More than 40 local citizens gathered Monday night at a special Wayland Union Schools’ bond campaign kickoff held for the expressed purpose of firing up the troops in advance of the Aug. 2 election.
Patricia Velie, assistant superintendent for finances and operations, was the ringleader of the event, where she acknowledged that thus far the biggest question coming from the public has been her insistence that passing the $48.5 million bond request will not raise taxes on property owners.
Velie pointed out that homeowners now are paying 8.4 mills each year on the district’s current debt. Approving the proposal Aug. 2 will result in that bond amount remaining as is for the next 25 years.
“It’s a zero mill add,” she said… “An incremental decrease in the millage rate (by turning down the request) would not be that significant at first… I know it’s confusing, but this helps allow for growth.”

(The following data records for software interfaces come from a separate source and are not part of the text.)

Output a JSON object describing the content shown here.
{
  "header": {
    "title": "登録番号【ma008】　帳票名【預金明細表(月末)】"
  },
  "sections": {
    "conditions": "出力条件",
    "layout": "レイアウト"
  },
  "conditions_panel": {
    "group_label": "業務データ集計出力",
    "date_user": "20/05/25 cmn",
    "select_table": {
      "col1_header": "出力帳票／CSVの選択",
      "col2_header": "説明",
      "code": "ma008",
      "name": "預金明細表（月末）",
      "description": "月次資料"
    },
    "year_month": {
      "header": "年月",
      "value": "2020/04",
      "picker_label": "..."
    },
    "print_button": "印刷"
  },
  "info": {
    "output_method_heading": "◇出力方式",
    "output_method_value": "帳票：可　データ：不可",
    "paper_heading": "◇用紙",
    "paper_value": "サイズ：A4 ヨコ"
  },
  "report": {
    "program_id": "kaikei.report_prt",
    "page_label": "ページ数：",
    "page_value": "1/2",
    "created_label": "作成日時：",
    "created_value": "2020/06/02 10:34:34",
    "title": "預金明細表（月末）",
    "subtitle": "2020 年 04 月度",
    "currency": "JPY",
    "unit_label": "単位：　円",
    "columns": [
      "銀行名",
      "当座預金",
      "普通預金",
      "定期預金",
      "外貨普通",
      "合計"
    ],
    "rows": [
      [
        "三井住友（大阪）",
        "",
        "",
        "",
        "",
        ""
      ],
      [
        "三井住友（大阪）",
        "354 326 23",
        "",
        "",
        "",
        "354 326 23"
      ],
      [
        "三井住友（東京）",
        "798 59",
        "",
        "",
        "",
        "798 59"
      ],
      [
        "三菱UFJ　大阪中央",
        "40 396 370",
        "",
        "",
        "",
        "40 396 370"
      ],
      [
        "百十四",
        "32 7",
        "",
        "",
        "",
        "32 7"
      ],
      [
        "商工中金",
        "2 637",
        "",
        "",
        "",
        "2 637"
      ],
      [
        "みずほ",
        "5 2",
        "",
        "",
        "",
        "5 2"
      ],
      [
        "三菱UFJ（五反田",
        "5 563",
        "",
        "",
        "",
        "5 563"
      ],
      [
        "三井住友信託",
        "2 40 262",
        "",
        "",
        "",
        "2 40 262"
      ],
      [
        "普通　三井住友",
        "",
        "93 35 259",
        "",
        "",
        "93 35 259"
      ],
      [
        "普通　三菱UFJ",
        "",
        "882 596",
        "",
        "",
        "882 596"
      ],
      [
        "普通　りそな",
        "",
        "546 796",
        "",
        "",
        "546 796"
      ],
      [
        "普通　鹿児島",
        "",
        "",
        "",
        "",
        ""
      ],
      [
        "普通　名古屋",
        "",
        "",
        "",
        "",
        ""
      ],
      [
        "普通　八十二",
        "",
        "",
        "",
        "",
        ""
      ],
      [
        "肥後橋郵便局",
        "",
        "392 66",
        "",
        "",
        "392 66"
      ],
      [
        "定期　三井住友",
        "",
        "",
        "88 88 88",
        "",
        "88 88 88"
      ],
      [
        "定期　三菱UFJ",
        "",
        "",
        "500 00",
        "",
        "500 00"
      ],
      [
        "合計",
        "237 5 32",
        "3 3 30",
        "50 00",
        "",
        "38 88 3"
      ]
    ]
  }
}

She added that the Wayland district has seen growth in taxable value.
The assistant superintendent outlined a “domino effect” stemming from the marquee portion of the bond project — tearing down the nearly 50-year-old swimming pool at the high school to make way for a new one. She said the new pool would result in new lockers rooms for the Fitness Center, a new home for the band program, a move for the choir to a more spacious room, expansion of the wood shop and opening up space for the Computer Aided Design (CAD) program.
“We are looking at this project as not just for an athletic pool, but a community pool for everybody,” she maintained.
Velie said district residents will be able to use the facility and all students can be taught swimming lessons in an area loaded with lakes. Furthermore, this is a chance to restart the lifeguarding program for high school students.
“Every student in Wayland schools will be touched by this bond program,” she insisted.
Joining the party were representatives from architects Tower Pinkster and Triangle Construction, who have been involved in Wayland schools’ building projects in the past.
Supt. Dr. Christina Hinds noted the election will be Aug. 2, but perhaps a better date to remember is June 23, the first day absentee ballots will be available, She explained that many local residents might be out of town in the first week of August, so absentee voting could ensure they vote regardless.
Steve Hoeksema of Tower Pinkster said, “Apathy is the biggest thing we struggle against. The ‘no’ voters will always show up.”
If the bond passes, work will begin immediately in the summer on repairs and renovations at Dorr, Steeby, Baker and Pine Street elementary schools, as well as a new roof at the middle school. Design work for the new pool also would begin this summer and plans are in place to add parking space at the high school near the pool.
Jeff Koon, who has taken on chairmanship of the Citizens’ Yes Committee, exhorted all in attendance to be part of the campaign in getting out the vote, particularly from those in favor.